ACTIVITY: Print each of the records below, leaving every word as it is.

Items from an interface collection:
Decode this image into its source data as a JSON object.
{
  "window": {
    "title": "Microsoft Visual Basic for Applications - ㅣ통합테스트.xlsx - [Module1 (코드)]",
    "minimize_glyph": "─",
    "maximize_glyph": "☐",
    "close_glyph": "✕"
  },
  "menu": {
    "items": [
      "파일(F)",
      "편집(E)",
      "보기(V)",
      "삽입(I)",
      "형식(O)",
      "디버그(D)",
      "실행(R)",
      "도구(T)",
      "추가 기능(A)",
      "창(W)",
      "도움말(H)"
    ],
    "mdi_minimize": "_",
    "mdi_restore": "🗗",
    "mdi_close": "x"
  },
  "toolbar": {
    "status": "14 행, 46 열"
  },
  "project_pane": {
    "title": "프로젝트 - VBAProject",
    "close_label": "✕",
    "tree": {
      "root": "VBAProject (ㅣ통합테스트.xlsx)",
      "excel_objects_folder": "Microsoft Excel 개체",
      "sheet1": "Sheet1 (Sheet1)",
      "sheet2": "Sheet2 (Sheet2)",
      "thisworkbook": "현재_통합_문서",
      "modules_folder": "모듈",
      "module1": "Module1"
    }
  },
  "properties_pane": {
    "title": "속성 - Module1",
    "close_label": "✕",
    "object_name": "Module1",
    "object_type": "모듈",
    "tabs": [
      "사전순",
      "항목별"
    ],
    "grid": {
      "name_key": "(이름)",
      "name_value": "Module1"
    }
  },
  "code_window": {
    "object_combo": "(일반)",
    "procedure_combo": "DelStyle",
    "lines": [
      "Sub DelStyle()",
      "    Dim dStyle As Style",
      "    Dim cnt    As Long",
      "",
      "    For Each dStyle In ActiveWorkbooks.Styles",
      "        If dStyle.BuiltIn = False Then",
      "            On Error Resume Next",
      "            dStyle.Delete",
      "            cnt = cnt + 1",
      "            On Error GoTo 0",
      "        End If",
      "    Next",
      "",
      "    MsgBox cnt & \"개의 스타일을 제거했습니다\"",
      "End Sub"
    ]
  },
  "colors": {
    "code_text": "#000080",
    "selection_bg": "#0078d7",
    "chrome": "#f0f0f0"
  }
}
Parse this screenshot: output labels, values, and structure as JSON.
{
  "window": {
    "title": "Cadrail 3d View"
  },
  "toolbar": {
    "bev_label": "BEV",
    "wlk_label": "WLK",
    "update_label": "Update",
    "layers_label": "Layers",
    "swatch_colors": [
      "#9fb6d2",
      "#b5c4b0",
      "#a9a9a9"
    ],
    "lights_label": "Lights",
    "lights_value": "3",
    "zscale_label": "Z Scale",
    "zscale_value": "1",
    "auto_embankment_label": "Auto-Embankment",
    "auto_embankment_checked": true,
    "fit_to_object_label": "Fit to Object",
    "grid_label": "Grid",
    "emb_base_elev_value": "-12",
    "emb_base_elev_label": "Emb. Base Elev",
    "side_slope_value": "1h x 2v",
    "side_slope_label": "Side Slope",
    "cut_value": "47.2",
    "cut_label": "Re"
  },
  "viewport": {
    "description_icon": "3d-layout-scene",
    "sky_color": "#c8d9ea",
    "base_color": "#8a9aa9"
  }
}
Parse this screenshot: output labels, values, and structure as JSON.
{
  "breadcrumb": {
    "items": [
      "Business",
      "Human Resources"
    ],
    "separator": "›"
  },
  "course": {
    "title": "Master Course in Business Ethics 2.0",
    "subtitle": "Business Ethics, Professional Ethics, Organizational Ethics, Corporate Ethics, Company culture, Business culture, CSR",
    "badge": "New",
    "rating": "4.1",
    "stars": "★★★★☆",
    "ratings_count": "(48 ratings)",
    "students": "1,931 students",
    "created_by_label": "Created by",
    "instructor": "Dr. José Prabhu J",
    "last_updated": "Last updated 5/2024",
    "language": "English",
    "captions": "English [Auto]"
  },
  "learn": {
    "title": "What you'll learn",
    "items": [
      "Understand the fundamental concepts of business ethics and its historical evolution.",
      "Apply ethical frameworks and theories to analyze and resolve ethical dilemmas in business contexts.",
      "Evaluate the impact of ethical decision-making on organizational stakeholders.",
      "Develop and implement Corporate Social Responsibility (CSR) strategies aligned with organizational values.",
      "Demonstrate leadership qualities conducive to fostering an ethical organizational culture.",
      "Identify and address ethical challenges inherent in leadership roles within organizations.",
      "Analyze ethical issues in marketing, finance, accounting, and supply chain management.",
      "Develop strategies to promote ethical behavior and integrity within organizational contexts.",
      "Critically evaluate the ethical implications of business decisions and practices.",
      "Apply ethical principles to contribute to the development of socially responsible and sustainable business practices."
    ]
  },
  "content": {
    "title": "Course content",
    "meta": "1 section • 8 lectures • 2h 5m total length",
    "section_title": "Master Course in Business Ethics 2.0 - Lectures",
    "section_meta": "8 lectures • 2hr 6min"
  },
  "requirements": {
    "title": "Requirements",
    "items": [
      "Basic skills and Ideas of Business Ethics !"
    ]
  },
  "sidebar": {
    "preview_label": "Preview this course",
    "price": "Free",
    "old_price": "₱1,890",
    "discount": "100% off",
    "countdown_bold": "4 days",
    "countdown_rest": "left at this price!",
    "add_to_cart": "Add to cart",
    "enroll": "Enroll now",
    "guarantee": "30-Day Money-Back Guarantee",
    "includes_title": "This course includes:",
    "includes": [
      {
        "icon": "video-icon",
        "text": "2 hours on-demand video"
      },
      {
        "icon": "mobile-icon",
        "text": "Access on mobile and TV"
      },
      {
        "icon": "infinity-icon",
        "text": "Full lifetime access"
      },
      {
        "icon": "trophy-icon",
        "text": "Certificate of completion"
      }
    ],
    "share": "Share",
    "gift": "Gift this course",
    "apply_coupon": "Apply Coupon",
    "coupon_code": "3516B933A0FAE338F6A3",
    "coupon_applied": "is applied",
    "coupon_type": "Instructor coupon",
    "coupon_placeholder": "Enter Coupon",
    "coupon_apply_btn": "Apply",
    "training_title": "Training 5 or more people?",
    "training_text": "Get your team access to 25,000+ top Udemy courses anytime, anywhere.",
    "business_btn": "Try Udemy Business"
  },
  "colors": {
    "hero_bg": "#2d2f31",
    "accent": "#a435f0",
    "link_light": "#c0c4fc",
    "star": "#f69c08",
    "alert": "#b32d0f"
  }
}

ANSWER TO THIS EXERCISE:
Decode this image into its source data as a JSON object.
{
  "window": {
    "title": "Microsoft Visual Basic for Applications - ㅣ통합테스트.xlsx - [Module1 (코드)]",
    "minimize_glyph": "─",
    "maximize_glyph": "☐",
    "close_glyph": "✕"
  },
  "menu": {
    "items": [
      "파일(F)",
      "편집(E)",
      "보기(V)",
      "삽입(I)",
      "형식(O)",
      "디버그(D)",
      "실행(R)",
      "도구(T)",
      "추가 기능(A)",
      "창(W)",
      "도움말(H)"
    ],
    "mdi_minimize": "_",
    "mdi_restore": "🗗",
    "mdi_close": "x"
  },
  "toolbar": {
    "status": "14 행, 46 열"
  },
  "project_pane": {
    "title": "프로젝트 - VBAProject",
    "close_label": "✕",
    "tree": {
      "root": "VBAProject (ㅣ통합테스트.xlsx)",
      "excel_objects_folder": "Microsoft Excel 개체",
      "sheet1": "Sheet1 (Sheet1)",
      "sheet2": "Sheet2 (Sheet2)",
      "thisworkbook": "현재_통합_문서",
      "modules_folder": "모듈",
      "module1": "Module1"
    }
  },
  "properties_pane": {
    "title": "속성 - Module1",
    "close_label": "✕",
    "object_name": "Module1",
    "object_type": "모듈",
    "tabs": [
      "사전순",
      "항목별"
    ],
    "grid": {
      "name_key": "(이름)",
      "name_value": "Module1"
    }
  },
  "code_window": {
    "object_combo": "(일반)",
    "procedure_combo": "DelStyle",
    "lines": [
      "Sub DelStyle()",
      "    Dim dStyle As Style",
      "    Dim cnt    As Long",
      "",
      "    For Each dStyle In ActiveWorkbooks.Styles",
      "        If dStyle.BuiltIn = False Then",
      "            On Error Resume Next",
      "            dStyle.Delete",
      "            cnt = cnt + 1",
      "            On Error GoTo 0",
      "        End If",
      "    Next",
      "",
      "    MsgBox cnt & \"개의 스타일을 제거했습니다\"",
      "End Sub"
    ]
  },
  "colors": {
    "code_text": "#000080",
    "selection_bg": "#0078d7",
    "chrome": "#f0f0f0"
  }
}
Parse this screenshot: output labels, values, and structure as JSON.
{
  "window": {
    "title": "Cadrail 3d View"
  },
  "toolbar": {
    "bev_label": "BEV",
    "wlk_label": "WLK",
    "update_label": "Update",
    "layers_label": "Layers",
    "swatch_colors": [
      "#9fb6d2",
      "#b5c4b0",
      "#a9a9a9"
    ],
    "lights_label": "Lights",
    "lights_value": "3",
    "zscale_label": "Z Scale",
    "zscale_value": "1",
    "auto_embankment_label": "Auto-Embankment",
    "auto_embankment_checked": true,
    "fit_to_object_label": "Fit to Object",
    "grid_label": "Grid",
    "emb_base_elev_value": "-12",
    "emb_base_elev_label": "Emb. Base Elev",
    "side_slope_value": "1h x 2v",
    "side_slope_label": "Side Slope",
    "cut_value": "47.2",
    "cut_label": "Re"
  },
  "viewport": {
    "description_icon": "3d-layout-scene",
    "sky_color": "#c8d9ea",
    "base_color": "#8a9aa9"
  }
}
Parse this screenshot: output labels, values, and structure as JSON.
{
  "breadcrumb": {
    "items": [
      "Business",
      "Human Resources"
    ],
    "separator": "›"
  },
  "course": {
    "title": "Master Course in Business Ethics 2.0",
    "subtitle": "Business Ethics, Professional Ethics, Organizational Ethics, Corporate Ethics, Company culture, Business culture, CSR",
    "badge": "New",
    "rating": "4.1",
    "stars": "★★★★☆",
    "ratings_count": "(48 ratings)",
    "students": "1,931 students",
    "created_by_label": "Created by",
    "instructor": "Dr. José Prabhu J",
    "last_updated": "Last updated 5/2024",
    "language": "English",
    "captions": "English [Auto]"
  },
  "learn": {
    "title": "What you'll learn",
    "items": [
      "Understand the fundamental concepts of business ethics and its historical evolution.",
      "Apply ethical frameworks and theories to analyze and resolve ethical dilemmas in business contexts.",
      "Evaluate the impact of ethical decision-making on organizational stakeholders.",
      "Develop and implement Corporate Social Responsibility (CSR) strategies aligned with organizational values.",
      "Demonstrate leadership qualities conducive to fostering an ethical organizational culture.",
      "Identify and address ethical challenges inherent in leadership roles within organizations.",
      "Analyze ethical issues in marketing, finance, accounting, and supply chain management.",
      "Develop strategies to promote ethical behavior and integrity within organizational contexts.",
      "Critically evaluate the ethical implications of business decisions and practices.",
      "Apply ethical principles to contribute to the development of socially responsible and sustainable business practices."
    ]
  },
  "content": {
    "title": "Course content",
    "meta": "1 section • 8 lectures • 2h 5m total length",
    "section_title": "Master Course in Business Ethics 2.0 - Lectures",
    "section_meta": "8 lectures • 2hr 6min"
  },
  "requirements": {
    "title": "Requirements",
    "items": [
      "Basic skills and Ideas of Business Ethics !"
    ]
  },
  "sidebar": {
    "preview_label": "Preview this course",
    "price": "Free",
    "old_price": "₱1,890",
    "discount": "100% off",
    "countdown_bold": "4 days",
    "countdown_rest": "left at this price!",
    "add_to_cart": "Add to cart",
    "enroll": "Enroll now",
    "guarantee": "30-Day Money-Back Guarantee",
    "includes_title": "This course includes:",
    "includes": [
      {
        "icon": "video-icon",
        "text": "2 hours on-demand video"
      },
      {
        "icon": "mobile-icon",
        "text": "Access on mobile and TV"
      },
      {
        "icon": "infinity-icon",
        "text": "Full lifetime access"
      },
      {
        "icon": "trophy-icon",
        "text": "Certificate of completion"
      }
    ],
    "share": "Share",
    "gift": "Gift this course",
    "apply_coupon": "Apply Coupon",
    "coupon_code": "3516B933A0FAE338F6A3",
    "coupon_applied": "is applied",
    "coupon_type": "Instructor coupon",
    "coupon_placeholder": "Enter Coupon",
    "coupon_apply_btn": "Apply",
    "training_title": "Training 5 or more people?",
    "training_text": "Get your team access to 25,000+ top Udemy courses anytime, anywhere.",
    "business_btn": "Try Udemy Business"
  },
  "colors": {
    "hero_bg": "#2d2f31",
    "accent": "#a435f0",
    "link_light": "#c0c4fc",
    "star": "#f69c08",
    "alert": "#b32d0f"
  }
}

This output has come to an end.